Aging affects all body systems. The skin becomes drier, less elastic, and more prone to infections and tumors. The teeth develop tartar buildup, worn down enamel, and may abscess at the roots; gums recede and may become inflamed secondary to tooth problems; oral tumors and polyps increase in frequency. Digestive ability and liver function diminish. Obstructive lung disease, chronic bronchitis and increased susceptibility to respiratory infections result from diminished respiratory function.
Heart disease occurs more frequently with resultant coughing, exercise intolerance and fluid accumulation in the lungs and abdomen. Chronic kidney failure is very common, especially in aged cats. Hormonal problems also develop in older animals-these include (but are not limited to): hypothyroidism with resultant lethargy and weight gain; hyperthyroidism with resultant weight loss, rough hair coat, and behavioral changes; diabetes mellitus; excess estrogen production and hair loss resulting from testicular tumors; estrogen deficiency and resultant urinary incontinence; Cushing's disease from pituitary and adrenal gland tumors.
Loss of bone and muscle mass, with proportional increased fat mass occurs, along with arthritis and sometimes, degenerative spinal changes, which lead to weakness, stiffness, and difficulty in rising. Eyesight and hearing may diminish. Cataracts, glaucoma, and nasal/ocular discharges occur more frequently. Tumors and cancer are diagnosed much more frequently in older animals. Senility may develop in older animals-possible exacerbating causes may include less oxygen in the blood secondary to heart and lung problems, toxins present in the blood secondary to diminished liver and kidney function, chronic ear infections affecting the inner ear, and cerebrovascular accidents otherwise known as strokes.

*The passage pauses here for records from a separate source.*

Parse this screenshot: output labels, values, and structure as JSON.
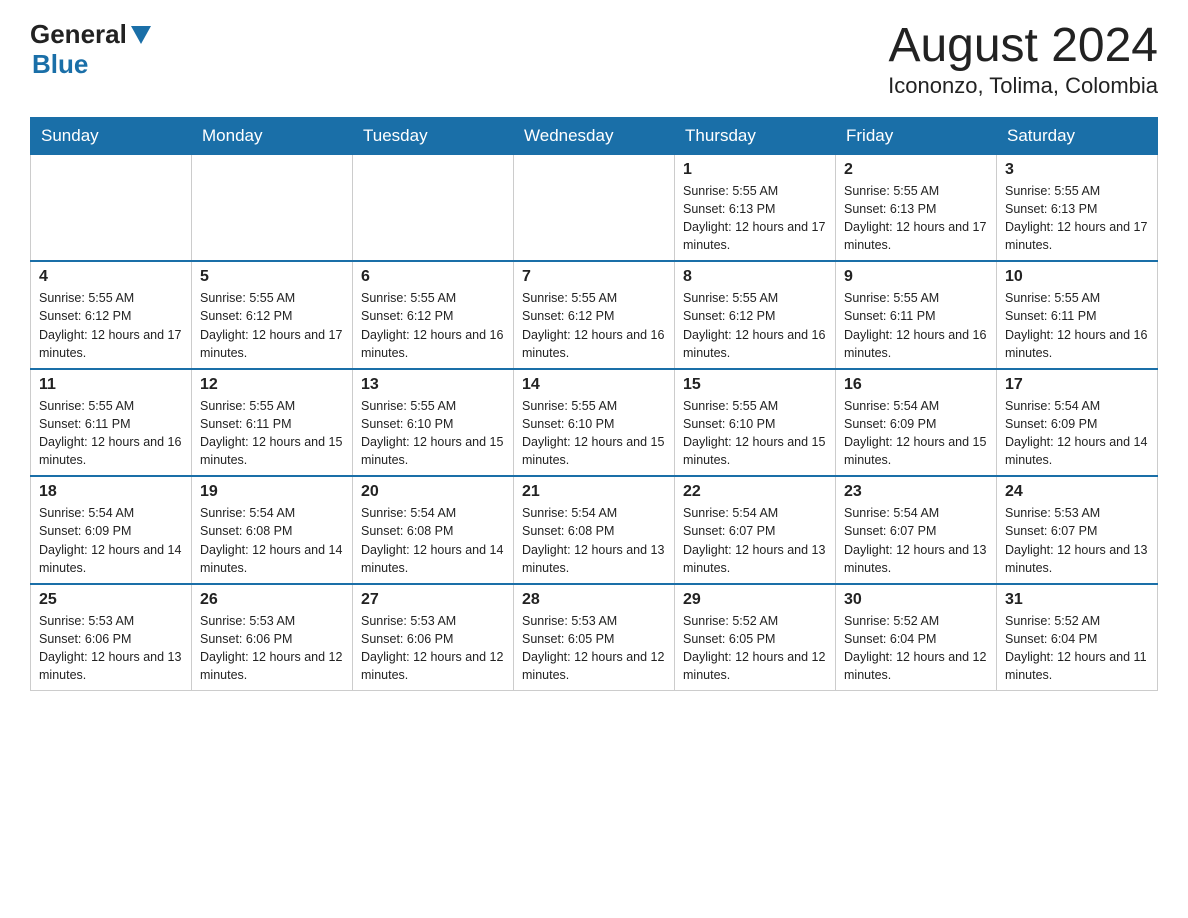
{
  "logo": {
    "general": "General",
    "blue": "Blue"
  },
  "title": "August 2024",
  "subtitle": "Icononzo, Tolima, Colombia",
  "days_of_week": [
    "Sunday",
    "Monday",
    "Tuesday",
    "Wednesday",
    "Thursday",
    "Friday",
    "Saturday"
  ],
  "weeks": [
    [
      {
        "day": "",
        "info": ""
      },
      {
        "day": "",
        "info": ""
      },
      {
        "day": "",
        "info": ""
      },
      {
        "day": "",
        "info": ""
      },
      {
        "day": "1",
        "info": "Sunrise: 5:55 AM\nSunset: 6:13 PM\nDaylight: 12 hours and 17 minutes."
      },
      {
        "day": "2",
        "info": "Sunrise: 5:55 AM\nSunset: 6:13 PM\nDaylight: 12 hours and 17 minutes."
      },
      {
        "day": "3",
        "info": "Sunrise: 5:55 AM\nSunset: 6:13 PM\nDaylight: 12 hours and 17 minutes."
      }
    ],
    [
      {
        "day": "4",
        "info": "Sunrise: 5:55 AM\nSunset: 6:12 PM\nDaylight: 12 hours and 17 minutes."
      },
      {
        "day": "5",
        "info": "Sunrise: 5:55 AM\nSunset: 6:12 PM\nDaylight: 12 hours and 17 minutes."
      },
      {
        "day": "6",
        "info": "Sunrise: 5:55 AM\nSunset: 6:12 PM\nDaylight: 12 hours and 16 minutes."
      },
      {
        "day": "7",
        "info": "Sunrise: 5:55 AM\nSunset: 6:12 PM\nDaylight: 12 hours and 16 minutes."
      },
      {
        "day": "8",
        "info": "Sunrise: 5:55 AM\nSunset: 6:12 PM\nDaylight: 12 hours and 16 minutes."
      },
      {
        "day": "9",
        "info": "Sunrise: 5:55 AM\nSunset: 6:11 PM\nDaylight: 12 hours and 16 minutes."
      },
      {
        "day": "10",
        "info": "Sunrise: 5:55 AM\nSunset: 6:11 PM\nDaylight: 12 hours and 16 minutes."
      }
    ],
    [
      {
        "day": "11",
        "info": "Sunrise: 5:55 AM\nSunset: 6:11 PM\nDaylight: 12 hours and 16 minutes."
      },
      {
        "day": "12",
        "info": "Sunrise: 5:55 AM\nSunset: 6:11 PM\nDaylight: 12 hours and 15 minutes."
      },
      {
        "day": "13",
        "info": "Sunrise: 5:55 AM\nSunset: 6:10 PM\nDaylight: 12 hours and 15 minutes."
      },
      {
        "day": "14",
        "info": "Sunrise: 5:55 AM\nSunset: 6:10 PM\nDaylight: 12 hours and 15 minutes."
      },
      {
        "day": "15",
        "info": "Sunrise: 5:55 AM\nSunset: 6:10 PM\nDaylight: 12 hours and 15 minutes."
      },
      {
        "day": "16",
        "info": "Sunrise: 5:54 AM\nSunset: 6:09 PM\nDaylight: 12 hours and 15 minutes."
      },
      {
        "day": "17",
        "info": "Sunrise: 5:54 AM\nSunset: 6:09 PM\nDaylight: 12 hours and 14 minutes."
      }
    ],
    [
      {
        "day": "18",
        "info": "Sunrise: 5:54 AM\nSunset: 6:09 PM\nDaylight: 12 hours and 14 minutes."
      },
      {
        "day": "19",
        "info": "Sunrise: 5:54 AM\nSunset: 6:08 PM\nDaylight: 12 hours and 14 minutes."
      },
      {
        "day": "20",
        "info": "Sunrise: 5:54 AM\nSunset: 6:08 PM\nDaylight: 12 hours and 14 minutes."
      },
      {
        "day": "21",
        "info": "Sunrise: 5:54 AM\nSunset: 6:08 PM\nDaylight: 12 hours and 13 minutes."
      },
      {
        "day": "22",
        "info": "Sunrise: 5:54 AM\nSunset: 6:07 PM\nDaylight: 12 hours and 13 minutes."
      },
      {
        "day": "23",
        "info": "Sunrise: 5:54 AM\nSunset: 6:07 PM\nDaylight: 12 hours and 13 minutes."
      },
      {
        "day": "24",
        "info": "Sunrise: 5:53 AM\nSunset: 6:07 PM\nDaylight: 12 hours and 13 minutes."
      }
    ],
    [
      {
        "day": "25",
        "info": "Sunrise: 5:53 AM\nSunset: 6:06 PM\nDaylight: 12 hours and 13 minutes."
      },
      {
        "day": "26",
        "info": "Sunrise: 5:53 AM\nSunset: 6:06 PM\nDaylight: 12 hours and 12 minutes."
      },
      {
        "day": "27",
        "info": "Sunrise: 5:53 AM\nSunset: 6:06 PM\nDaylight: 12 hours and 12 minutes."
      },
      {
        "day": "28",
        "info": "Sunrise: 5:53 AM\nSunset: 6:05 PM\nDaylight: 12 hours and 12 minutes."
      },
      {
        "day": "29",
        "info": "Sunrise: 5:52 AM\nSunset: 6:05 PM\nDaylight: 12 hours and 12 minutes."
      },
      {
        "day": "30",
        "info": "Sunrise: 5:52 AM\nSunset: 6:04 PM\nDaylight: 12 hours and 12 minutes."
      },
      {
        "day": "31",
        "info": "Sunrise: 5:52 AM\nSunset: 6:04 PM\nDaylight: 12 hours and 11 minutes."
      }
    ]
  ]
}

With young animals our primary concerns consist of making sure your pets are protected against infectious diseases with routine vaccinations, and to check they are parasite-free by regular fecal examinations, dewormings, and heart worm tests. Emergency situations involving younger animals commonly consist of fight, trauma, or poison victims.

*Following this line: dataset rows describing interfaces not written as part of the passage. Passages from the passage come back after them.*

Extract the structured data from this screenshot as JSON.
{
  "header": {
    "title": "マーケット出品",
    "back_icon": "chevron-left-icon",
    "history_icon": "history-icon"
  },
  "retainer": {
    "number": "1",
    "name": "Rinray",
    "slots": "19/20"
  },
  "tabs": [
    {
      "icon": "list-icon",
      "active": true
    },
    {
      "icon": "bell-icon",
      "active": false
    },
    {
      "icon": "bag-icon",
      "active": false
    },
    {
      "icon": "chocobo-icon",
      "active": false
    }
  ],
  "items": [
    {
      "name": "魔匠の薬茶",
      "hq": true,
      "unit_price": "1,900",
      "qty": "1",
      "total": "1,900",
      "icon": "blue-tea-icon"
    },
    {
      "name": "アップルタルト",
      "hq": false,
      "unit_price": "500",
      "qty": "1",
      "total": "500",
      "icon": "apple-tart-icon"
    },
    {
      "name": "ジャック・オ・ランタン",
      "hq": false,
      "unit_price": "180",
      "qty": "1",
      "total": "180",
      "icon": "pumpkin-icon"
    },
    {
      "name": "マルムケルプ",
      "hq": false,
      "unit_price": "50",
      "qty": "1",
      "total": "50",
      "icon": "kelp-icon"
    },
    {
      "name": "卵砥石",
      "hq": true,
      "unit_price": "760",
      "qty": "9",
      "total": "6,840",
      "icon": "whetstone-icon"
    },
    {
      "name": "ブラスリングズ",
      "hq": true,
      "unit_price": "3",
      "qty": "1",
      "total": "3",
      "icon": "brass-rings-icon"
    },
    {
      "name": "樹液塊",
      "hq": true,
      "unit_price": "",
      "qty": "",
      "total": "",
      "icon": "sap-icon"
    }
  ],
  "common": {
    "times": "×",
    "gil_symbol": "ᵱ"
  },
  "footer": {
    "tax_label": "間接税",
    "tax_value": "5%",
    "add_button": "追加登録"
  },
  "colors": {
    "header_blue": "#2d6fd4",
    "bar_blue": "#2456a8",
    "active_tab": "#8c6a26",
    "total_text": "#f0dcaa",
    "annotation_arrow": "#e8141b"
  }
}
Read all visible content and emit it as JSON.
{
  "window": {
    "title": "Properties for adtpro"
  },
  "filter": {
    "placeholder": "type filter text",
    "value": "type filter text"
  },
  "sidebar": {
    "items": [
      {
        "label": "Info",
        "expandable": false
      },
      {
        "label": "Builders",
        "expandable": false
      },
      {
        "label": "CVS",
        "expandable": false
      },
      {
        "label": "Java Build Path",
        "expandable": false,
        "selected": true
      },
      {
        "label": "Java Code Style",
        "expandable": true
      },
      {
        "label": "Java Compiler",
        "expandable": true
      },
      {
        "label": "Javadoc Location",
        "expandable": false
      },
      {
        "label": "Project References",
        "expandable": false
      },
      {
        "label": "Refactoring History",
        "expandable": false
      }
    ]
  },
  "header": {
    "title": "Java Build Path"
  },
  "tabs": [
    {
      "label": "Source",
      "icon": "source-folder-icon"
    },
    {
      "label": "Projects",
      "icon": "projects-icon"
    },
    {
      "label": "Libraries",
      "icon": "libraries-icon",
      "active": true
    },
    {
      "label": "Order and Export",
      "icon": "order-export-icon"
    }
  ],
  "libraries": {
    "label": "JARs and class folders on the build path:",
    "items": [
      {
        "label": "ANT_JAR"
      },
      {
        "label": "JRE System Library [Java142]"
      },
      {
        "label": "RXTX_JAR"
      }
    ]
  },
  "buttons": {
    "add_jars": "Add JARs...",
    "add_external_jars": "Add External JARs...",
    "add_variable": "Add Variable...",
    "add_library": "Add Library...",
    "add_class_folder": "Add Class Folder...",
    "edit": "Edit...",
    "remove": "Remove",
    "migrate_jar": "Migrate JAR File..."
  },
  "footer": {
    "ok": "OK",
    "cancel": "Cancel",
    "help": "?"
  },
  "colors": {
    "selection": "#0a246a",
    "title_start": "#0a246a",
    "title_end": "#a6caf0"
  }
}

Geriatric pets, on the other hand, need close monitoring to keep age related changes in check. Blood differentials and serum chemistries help us to detect infections, anemia, kidney and liver problems, diabetes, and thyroid imbalances, among other problems. Urinalysis is used to help diagnose kidney disease, bladder infection, tumors of the urinary tract system, and diabetes. Chest x-rays are used to look for lung disease such as infection or tumors, and heart disease such as heart worm infection or congestive heart failure. Electrocardiographs (ECG) are run to categorize heart disease and help define treatment. Fecal examinations are performed to find intestinal parasites, which may be contracted from the environment.

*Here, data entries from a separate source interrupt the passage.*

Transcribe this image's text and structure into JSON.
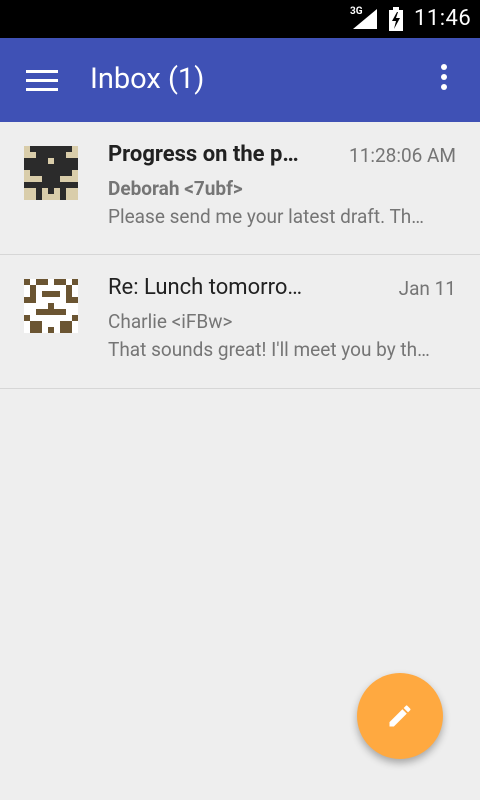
{
  "status_bar": {
    "network": "3G",
    "time": "11:46"
  },
  "app_bar": {
    "title": "Inbox (1)"
  },
  "emails": [
    {
      "subject": "Progress on the project",
      "sender": "Deborah <7ubf>",
      "time": "11:28:06 AM",
      "preview": "Please send me your latest draft. Thanks!",
      "unread": true
    },
    {
      "subject": "Re: Lunch tomorrow?",
      "sender": "Charlie <iFBw>",
      "time": "Jan 11",
      "preview": "That sounds great! I'll meet you by the entrance.",
      "unread": false
    }
  ],
  "colors": {
    "primary": "#3f51b5",
    "fab": "#ffa940",
    "background": "#eeeeee"
  },
  "icons": {
    "menu": "hamburger-menu-icon",
    "more": "more-vert-icon",
    "compose": "pencil-icon",
    "signal": "signal-icon",
    "battery": "battery-charging-icon"
  }
}
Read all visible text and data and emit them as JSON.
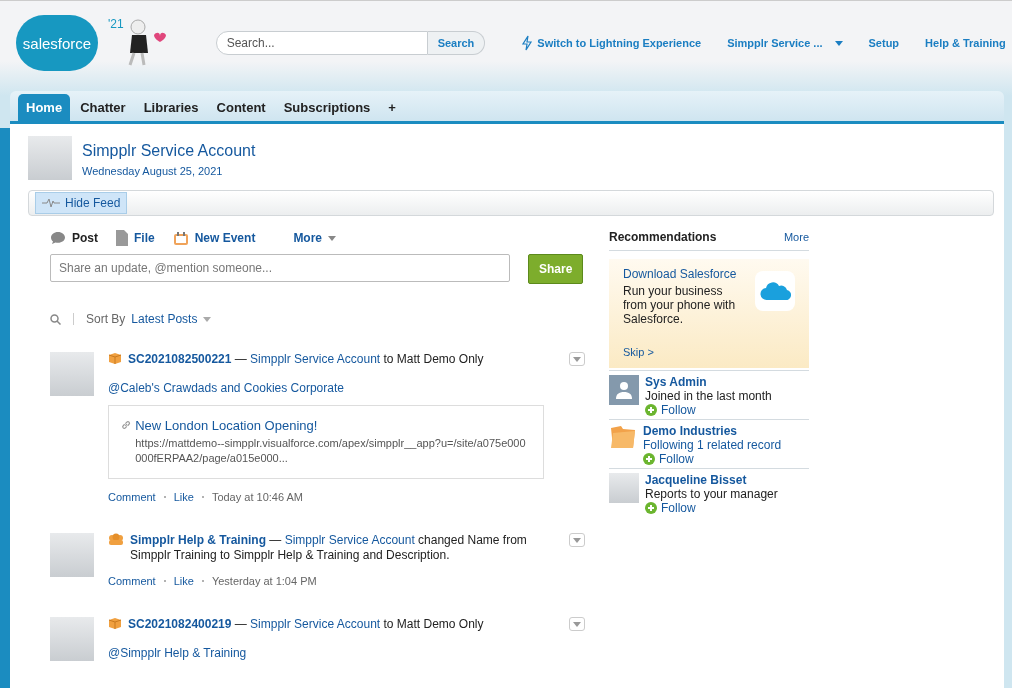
{
  "header": {
    "logo": "salesforce",
    "year": "'21",
    "search": {
      "placeholder": "Search...",
      "button": "Search"
    },
    "nav": [
      {
        "label": "Switch to Lightning Experience",
        "kind": "lightning"
      },
      {
        "label": "Simpplr Service ...",
        "kind": "menu"
      },
      {
        "label": "Setup",
        "kind": "plain"
      },
      {
        "label": "Help & Training",
        "kind": "plain"
      }
    ]
  },
  "tabs": [
    {
      "label": "Home",
      "selected": true
    },
    {
      "label": "Chatter",
      "selected": false
    },
    {
      "label": "Libraries",
      "selected": false
    },
    {
      "label": "Content",
      "selected": false
    },
    {
      "label": "Subscriptions",
      "selected": false
    }
  ],
  "add_tab": "+",
  "profile": {
    "name": "Simpplr Service Account",
    "date": "Wednesday August 25, 2021"
  },
  "hide_feed": "Hide Feed",
  "publisher": {
    "actions": [
      {
        "label": "Post",
        "kind": "post",
        "selected": true
      },
      {
        "label": "File",
        "kind": "file",
        "selected": false
      },
      {
        "label": "New Event",
        "kind": "event",
        "selected": false
      },
      {
        "label": "More",
        "kind": "more",
        "selected": false
      }
    ],
    "placeholder": "Share an update, @mention someone...",
    "share": "Share"
  },
  "sort": {
    "label": "Sort By",
    "value": "Latest Posts"
  },
  "feed": [
    {
      "kind": "record",
      "parts": [
        {
          "text": "SC2021082500221",
          "kind": "record"
        },
        {
          "text": " — ",
          "kind": "plain"
        },
        {
          "text": "Simpplr Service Account",
          "kind": "link"
        },
        {
          "text": " to Matt Demo Only",
          "kind": "plain"
        }
      ],
      "mention": "@Caleb's Crawdads and Cookies Corporate",
      "link_card": {
        "title": "New London Location Opening!",
        "url": "https://mattdemo--simpplr.visualforce.com/apex/simpplr__app?u=/site/a075e000000fERPAA2/page/a015e000..."
      },
      "actions": [
        "Comment",
        "Like"
      ],
      "time": "Today at 10:46 AM"
    },
    {
      "kind": "group",
      "parts": [
        {
          "text": "Simpplr Help & Training",
          "kind": "record"
        },
        {
          "text": " — ",
          "kind": "plain"
        },
        {
          "text": "Simpplr Service Account",
          "kind": "link"
        },
        {
          "text": " changed Name from Simpplr Training to Simpplr Help & Training and Description.",
          "kind": "plain"
        }
      ],
      "actions": [
        "Comment",
        "Like"
      ],
      "time": "Yesterday at 1:04 PM"
    },
    {
      "kind": "record",
      "parts": [
        {
          "text": "SC2021082400219",
          "kind": "record"
        },
        {
          "text": " — ",
          "kind": "plain"
        },
        {
          "text": "Simpplr Service Account",
          "kind": "link"
        },
        {
          "text": " to Matt Demo Only",
          "kind": "plain"
        }
      ],
      "mention": "@Simpplr Help & Training"
    }
  ],
  "recommendations": {
    "title": "Recommendations",
    "more": "More",
    "promo": {
      "title": "Download Salesforce",
      "body": "Run your business from your phone with Salesforce.",
      "skip": "Skip >"
    },
    "items": [
      {
        "name": "Sys Admin",
        "detail": "Joined in the last month",
        "detail_link": false,
        "kind": "user",
        "follow": "Follow"
      },
      {
        "name": "Demo Industries",
        "detail": "Following 1 related record",
        "detail_link": true,
        "kind": "record",
        "follow": "Follow"
      },
      {
        "name": "Jacqueline Bisset",
        "detail": "Reports to your manager",
        "detail_link": false,
        "kind": "person",
        "follow": "Follow"
      }
    ]
  }
}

We know as your animal ages there are many changes that you begin to notice. This is why we ask you to fill out a detailed history form-to highlight your areas of concern. Based on your concerns, our physical examination findings, and test results, we will formulate a treatment plan designed to minimize the adverse affects of aging and maximize your pet's life span.